Data about app and page elements

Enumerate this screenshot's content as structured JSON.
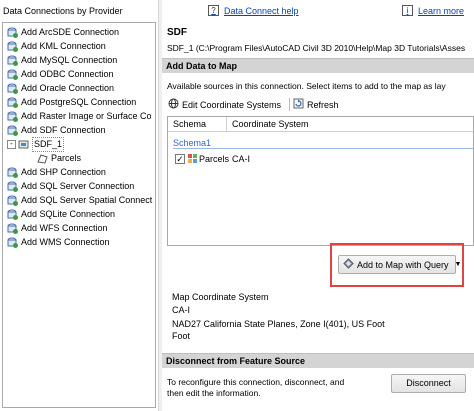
{
  "left_panel": {
    "title": "Data Connections by Provider",
    "items": [
      {
        "label": "Add ArcSDE Connection",
        "icon": "db-add-icon"
      },
      {
        "label": "Add KML Connection",
        "icon": "db-add-icon"
      },
      {
        "label": "Add MySQL Connection",
        "icon": "db-add-icon"
      },
      {
        "label": "Add ODBC Connection",
        "icon": "db-add-icon"
      },
      {
        "label": "Add Oracle Connection",
        "icon": "db-add-icon"
      },
      {
        "label": "Add PostgreSQL Connection",
        "icon": "db-add-icon"
      },
      {
        "label": "Add Raster Image or Surface Co",
        "icon": "db-add-icon"
      },
      {
        "label": "Add SDF Connection",
        "icon": "db-add-icon"
      },
      {
        "label": "SDF_1",
        "icon": "connection-icon"
      },
      {
        "label": "Parcels",
        "icon": "polygon-layer-icon"
      },
      {
        "label": "Add SHP Connection",
        "icon": "db-add-icon"
      },
      {
        "label": "Add SQL Server Connection",
        "icon": "db-add-icon"
      },
      {
        "label": "Add SQL Server Spatial Connect",
        "icon": "db-add-icon"
      },
      {
        "label": "Add SQLite Connection",
        "icon": "db-add-icon"
      },
      {
        "label": "Add WFS Connection",
        "icon": "db-add-icon"
      },
      {
        "label": "Add WMS Connection",
        "icon": "db-add-icon"
      }
    ]
  },
  "header": {
    "help_link": "Data Connect help",
    "learn_more": "Learn more"
  },
  "connection": {
    "name": "SDF",
    "path": "SDF_1  (C:\\Program Files\\AutoCAD Civil 3D 2010\\Help\\Map 3D Tutorials\\Asses"
  },
  "add_data": {
    "section_title": "Add Data to Map",
    "available_text": "Available sources in this connection.  Select items to add to the map as lay",
    "edit_cs_label": "Edit Coordinate Systems",
    "refresh_label": "Refresh",
    "columns": [
      "Schema",
      "Coordinate System"
    ],
    "group_name": "Schema1",
    "row": {
      "checked": "✓",
      "name": "Parcels",
      "cs": "CA-I"
    },
    "add_button_label": "Add to Map with Query"
  },
  "map_cs": {
    "title": "Map Coordinate System",
    "code": "CA-I",
    "description": "NAD27 California State Planes, Zone I(401), US Foot",
    "unit": "Foot"
  },
  "disconnect": {
    "section_title": "Disconnect from Feature Source",
    "text_line1": "To reconfigure this connection, disconnect, and",
    "text_line2": "then edit the information.",
    "button_label": "Disconnect"
  },
  "colors": {
    "highlight": "#e04343",
    "link": "#0645ad",
    "section_bg": "#d4d4d4"
  }
}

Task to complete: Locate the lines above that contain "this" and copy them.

Task output:
Enumerate this screenshot's content as structured JSON.
    "available_text": "Available sources in this connection.  Select items to add to the map as lay",
    "text_line1": "To reconfigure this connection, disconnect, and",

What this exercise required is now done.